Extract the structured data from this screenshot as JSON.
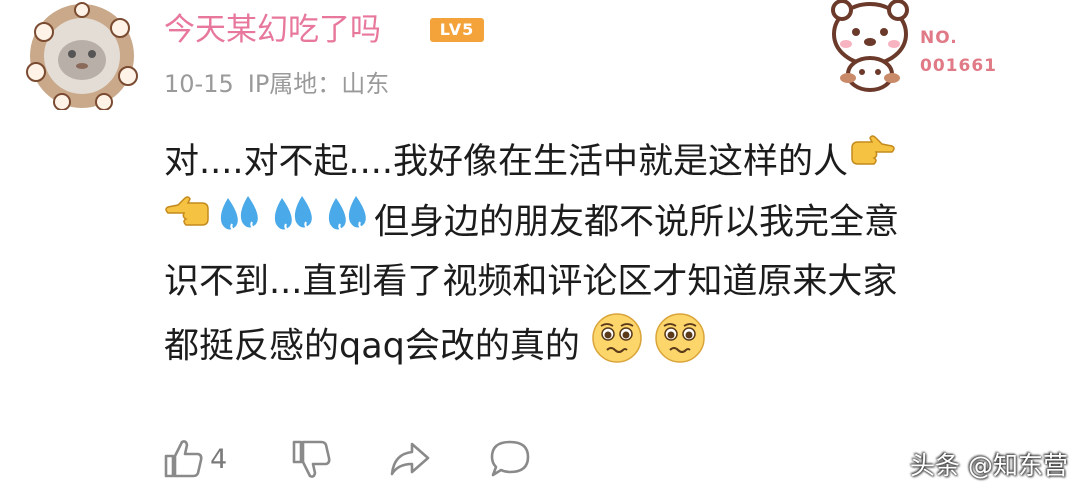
{
  "comment": {
    "username": "今天某幻吃了吗",
    "level": "LV5",
    "date": "10-15",
    "ip_location": "IP属地：山东",
    "fan_badge": {
      "label": "NO.",
      "number": "001661"
    },
    "text": {
      "line1": "对....对不起....我好像在生活中就是这样的人",
      "line2": "但身边的朋友都不说所以我完全意",
      "line3": "识不到...直到看了视频和评论区才知道原来大家",
      "line4": "都挺反感的qaq会改的真的"
    },
    "emoji": {
      "pointing_right": "pointing-right-hand",
      "pointing_left": "pointing-left-hand",
      "sweat_drops": "sweat-droplets",
      "pleading_face": "pleading-face"
    },
    "actions": {
      "like_count": "4"
    }
  },
  "watermark": "头条 @知东营",
  "colors": {
    "username": "#e8789b",
    "level_badge": "#f3a33a",
    "meta": "#9a9a9a",
    "icon_stroke": "#8a8a8a"
  }
}
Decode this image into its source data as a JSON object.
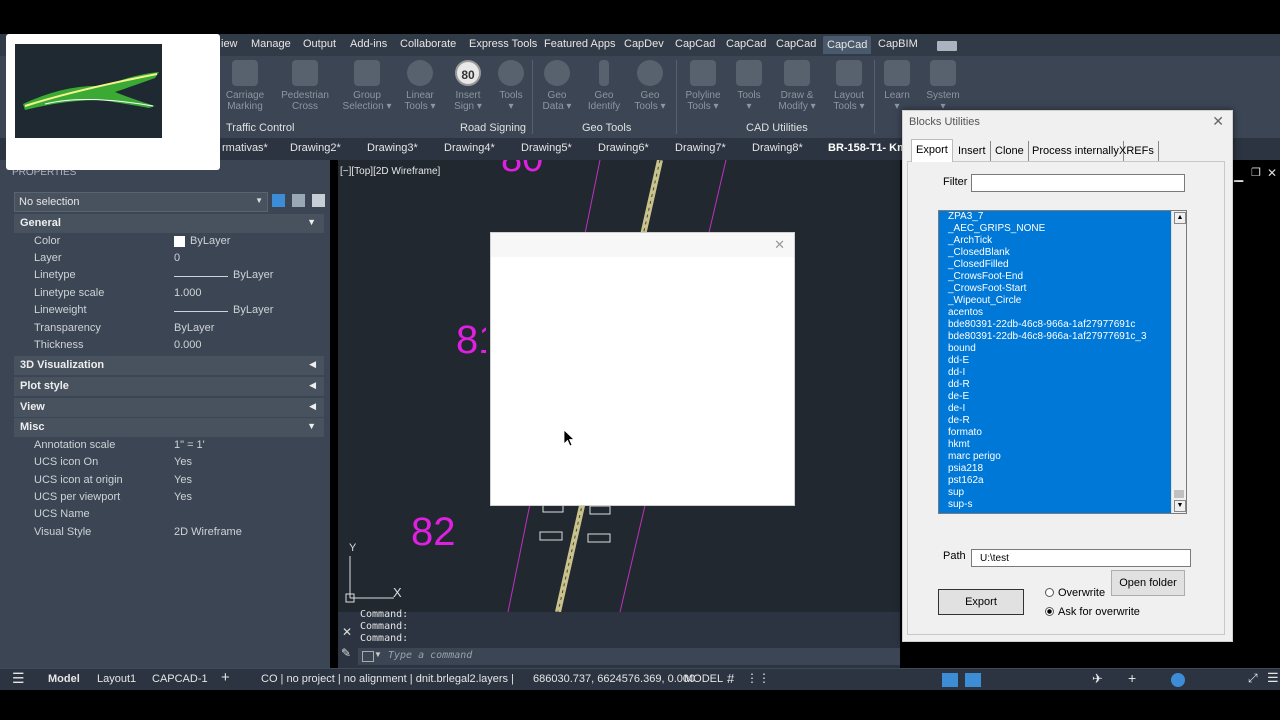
{
  "ribbon": {
    "tabs": [
      "iew",
      "Manage",
      "Output",
      "Add-ins",
      "Collaborate",
      "Express Tools",
      "Featured Apps",
      "CapDev",
      "CapCad",
      "CapCad",
      "CapCad",
      "CapCad",
      "CapBIM"
    ],
    "active_tab_index": 11,
    "buttons": [
      {
        "label": "Carriage\nMarking"
      },
      {
        "label": "Pedestrian\nCross"
      },
      {
        "label": "Group\nSelection ▾"
      },
      {
        "label": "Linear\nTools ▾"
      },
      {
        "label": "Insert\nSign ▾"
      },
      {
        "label": "Tools\n▾"
      },
      {
        "label": "Geo\nData ▾"
      },
      {
        "label": "Geo\nIdentify"
      },
      {
        "label": "Geo\nTools ▾"
      },
      {
        "label": "Polyline\nTools ▾"
      },
      {
        "label": "Tools\n▾"
      },
      {
        "label": "Draw &\nModify ▾"
      },
      {
        "label": "Layout\nTools ▾"
      },
      {
        "label": "Learn\n▾"
      },
      {
        "label": "System\n▾"
      }
    ],
    "sign_number": "80",
    "groups": [
      "Traffic Control",
      "Road Signing",
      "Geo Tools",
      "CAD Utilities"
    ]
  },
  "doc_tabs": [
    "rmativas*",
    "Drawing2*",
    "Drawing3*",
    "Drawing4*",
    "Drawing5*",
    "Drawing6*",
    "Drawing7*",
    "Drawing8*",
    "BR-158-T1- Km"
  ],
  "properties": {
    "header": "PROPERTIES",
    "selection": "No selection",
    "general_label": "General",
    "general": [
      {
        "k": "Color",
        "v": "ByLayer"
      },
      {
        "k": "Layer",
        "v": "0"
      },
      {
        "k": "Linetype",
        "v": "ByLayer"
      },
      {
        "k": "Linetype scale",
        "v": "1.000"
      },
      {
        "k": "Lineweight",
        "v": "ByLayer"
      },
      {
        "k": "Transparency",
        "v": "ByLayer"
      },
      {
        "k": "Thickness",
        "v": "0.000"
      }
    ],
    "sections": [
      "3D Visualization",
      "Plot style",
      "View"
    ],
    "misc_label": "Misc",
    "misc": [
      {
        "k": "Annotation scale",
        "v": "1\" = 1'"
      },
      {
        "k": "UCS icon On",
        "v": "Yes"
      },
      {
        "k": "UCS icon at origin",
        "v": "Yes"
      },
      {
        "k": "UCS per viewport",
        "v": "Yes"
      },
      {
        "k": "UCS Name",
        "v": ""
      },
      {
        "k": "Visual Style",
        "v": "2D Wireframe"
      }
    ]
  },
  "viewport": {
    "label": "[−][Top][2D Wireframe]",
    "station_81": "81",
    "station_82": "82",
    "station_top": "80",
    "axis_y": "Y",
    "axis_x": "X"
  },
  "command": {
    "lines": [
      "Command:",
      "Command:",
      "Command:"
    ],
    "placeholder": "Type a command"
  },
  "status": {
    "model": "Model",
    "layout1": "Layout1",
    "capcad": "CAPCAD-1",
    "plus": "+",
    "info": "CO | no project | no alignment | dnit.brlegal2.layers |",
    "coords": "686030.737, 6624576.369, 0.000",
    "space": "MODEL"
  },
  "blocks_dialog": {
    "title": "Blocks Utilities",
    "tabs": [
      "Export",
      "Insert",
      "Clone",
      "Process internally",
      "XREFs"
    ],
    "filter_label": "Filter",
    "filter_value": "",
    "items": [
      "ZPA3_7",
      "_AEC_GRIPS_NONE",
      "_ArchTick",
      "_ClosedBlank",
      "_ClosedFilled",
      "_CrowsFoot-End",
      "_CrowsFoot-Start",
      "_Wipeout_Circle",
      "acentos",
      "bde80391-22db-46c8-966a-1af27977691c",
      "bde80391-22db-46c8-966a-1af27977691c_3",
      "bound",
      "dd-E",
      "dd-I",
      "dd-R",
      "de-E",
      "de-I",
      "de-R",
      "formato",
      "hkmt",
      "marc perigo",
      "psia218",
      "pst162a",
      "sup",
      "sup-s"
    ],
    "path_label": "Path",
    "path_value": "U:\\test",
    "open_folder": "Open folder",
    "export_button": "Export",
    "overwrite": "Overwrite",
    "ask_overwrite": "Ask for overwrite",
    "selected_option": "ask"
  }
}
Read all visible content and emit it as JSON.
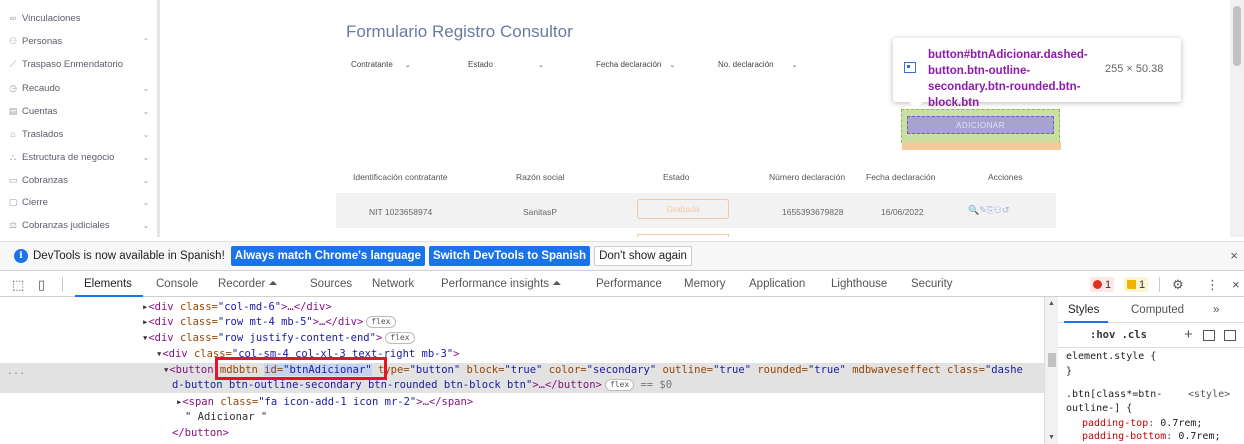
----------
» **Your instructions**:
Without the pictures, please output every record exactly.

» **Solved exercise**:
Extract the structured data from this screenshot as JSON.
{
  "comment": {
    "username": "今天某幻吃了吗",
    "level": "LV5",
    "date": "10-15",
    "ip_location": "IP属地：山东",
    "fan_badge": {
      "label": "NO.",
      "number": "001661"
    },
    "text": {
      "line1": "对....对不起....我好像在生活中就是这样的人",
      "line2": "但身边的朋友都不说所以我完全意",
      "line3": "识不到...直到看了视频和评论区才知道原来大家",
      "line4": "都挺反感的qaq会改的真的"
    },
    "emoji": {
      "pointing_right": "pointing-right-hand",
      "pointing_left": "pointing-left-hand",
      "sweat_drops": "sweat-droplets",
      "pleading_face": "pleading-face"
    },
    "actions": {
      "like_count": "4"
    }
  },
  "watermark": "头条 @知东营",
  "colors": {
    "username": "#e8789b",
    "level_badge": "#f3a33a",
    "meta": "#9a9a9a",
    "icon_stroke": "#8a8a8a"
  }
}
Decode this image into its source data as a JSON object.
{
  "ribbon": {
    "tabs": [
      "iew",
      "Manage",
      "Output",
      "Add-ins",
      "Collaborate",
      "Express Tools",
      "Featured Apps",
      "CapDev",
      "CapCad",
      "CapCad",
      "CapCad",
      "CapCad",
      "CapBIM"
    ],
    "active_tab_index": 11,
    "buttons": [
      {
        "label": "Carriage\nMarking"
      },
      {
        "label": "Pedestrian\nCross"
      },
      {
        "label": "Group\nSelection ▾"
      },
      {
        "label": "Linear\nTools ▾"
      },
      {
        "label": "Insert\nSign ▾"
      },
      {
        "label": "Tools\n▾"
      },
      {
        "label": "Geo\nData ▾"
      },
      {
        "label": "Geo\nIdentify"
      },
      {
        "label": "Geo\nTools ▾"
      },
      {
        "label": "Polyline\nTools ▾"
      },
      {
        "label": "Tools\n▾"
      },
      {
        "label": "Draw &\nModify ▾"
      },
      {
        "label": "Layout\nTools ▾"
      },
      {
        "label": "Learn\n▾"
      },
      {
        "label": "System\n▾"
      }
    ],
    "sign_number": "80",
    "groups": [
      "Traffic Control",
      "Road Signing",
      "Geo Tools",
      "CAD Utilities"
    ]
  },
  "doc_tabs": [
    "rmativas*",
    "Drawing2*",
    "Drawing3*",
    "Drawing4*",
    "Drawing5*",
    "Drawing6*",
    "Drawing7*",
    "Drawing8*",
    "BR-158-T1- Km"
  ],
  "properties": {
    "header": "PROPERTIES",
    "selection": "No selection",
    "general_label": "General",
    "general": [
      {
        "k": "Color",
        "v": "ByLayer"
      },
      {
        "k": "Layer",
        "v": "0"
      },
      {
        "k": "Linetype",
        "v": "ByLayer"
      },
      {
        "k": "Linetype scale",
        "v": "1.000"
      },
      {
        "k": "Lineweight",
        "v": "ByLayer"
      },
      {
        "k": "Transparency",
        "v": "ByLayer"
      },
      {
        "k": "Thickness",
        "v": "0.000"
      }
    ],
    "sections": [
      "3D Visualization",
      "Plot style",
      "View"
    ],
    "misc_label": "Misc",
    "misc": [
      {
        "k": "Annotation scale",
        "v": "1\" = 1'"
      },
      {
        "k": "UCS icon On",
        "v": "Yes"
      },
      {
        "k": "UCS icon at origin",
        "v": "Yes"
      },
      {
        "k": "UCS per viewport",
        "v": "Yes"
      },
      {
        "k": "UCS Name",
        "v": ""
      },
      {
        "k": "Visual Style",
        "v": "2D Wireframe"
      }
    ]
  },
  "viewport": {
    "label": "[−][Top][2D Wireframe]",
    "station_81": "81",
    "station_82": "82",
    "station_top": "80",
    "axis_y": "Y",
    "axis_x": "X"
  },
  "command": {
    "lines": [
      "Command:",
      "Command:",
      "Command:"
    ],
    "placeholder": "Type a command"
  },
  "status": {
    "model": "Model",
    "layout1": "Layout1",
    "capcad": "CAPCAD-1",
    "plus": "+",
    "info": "CO | no project | no alignment | dnit.brlegal2.layers |",
    "coords": "686030.737, 6624576.369, 0.000",
    "space": "MODEL"
  },
  "blocks_dialog": {
    "title": "Blocks Utilities",
    "tabs": [
      "Export",
      "Insert",
      "Clone",
      "Process internally",
      "XREFs"
    ],
    "filter_label": "Filter",
    "filter_value": "",
    "items": [
      "ZPA3_7",
      "_AEC_GRIPS_NONE",
      "_ArchTick",
      "_ClosedBlank",
      "_ClosedFilled",
      "_CrowsFoot-End",
      "_CrowsFoot-Start",
      "_Wipeout_Circle",
      "acentos",
      "bde80391-22db-46c8-966a-1af27977691c",
      "bde80391-22db-46c8-966a-1af27977691c_3",
      "bound",
      "dd-E",
      "dd-I",
      "dd-R",
      "de-E",
      "de-I",
      "de-R",
      "formato",
      "hkmt",
      "marc perigo",
      "psia218",
      "pst162a",
      "sup",
      "sup-s"
    ],
    "path_label": "Path",
    "path_value": "U:\\test",
    "open_folder": "Open folder",
    "export_button": "Export",
    "overwrite": "Overwrite",
    "ask_overwrite": "Ask for overwrite",
    "selected_option": "ask"
  }
}
Read all visible content and emit it as JSON.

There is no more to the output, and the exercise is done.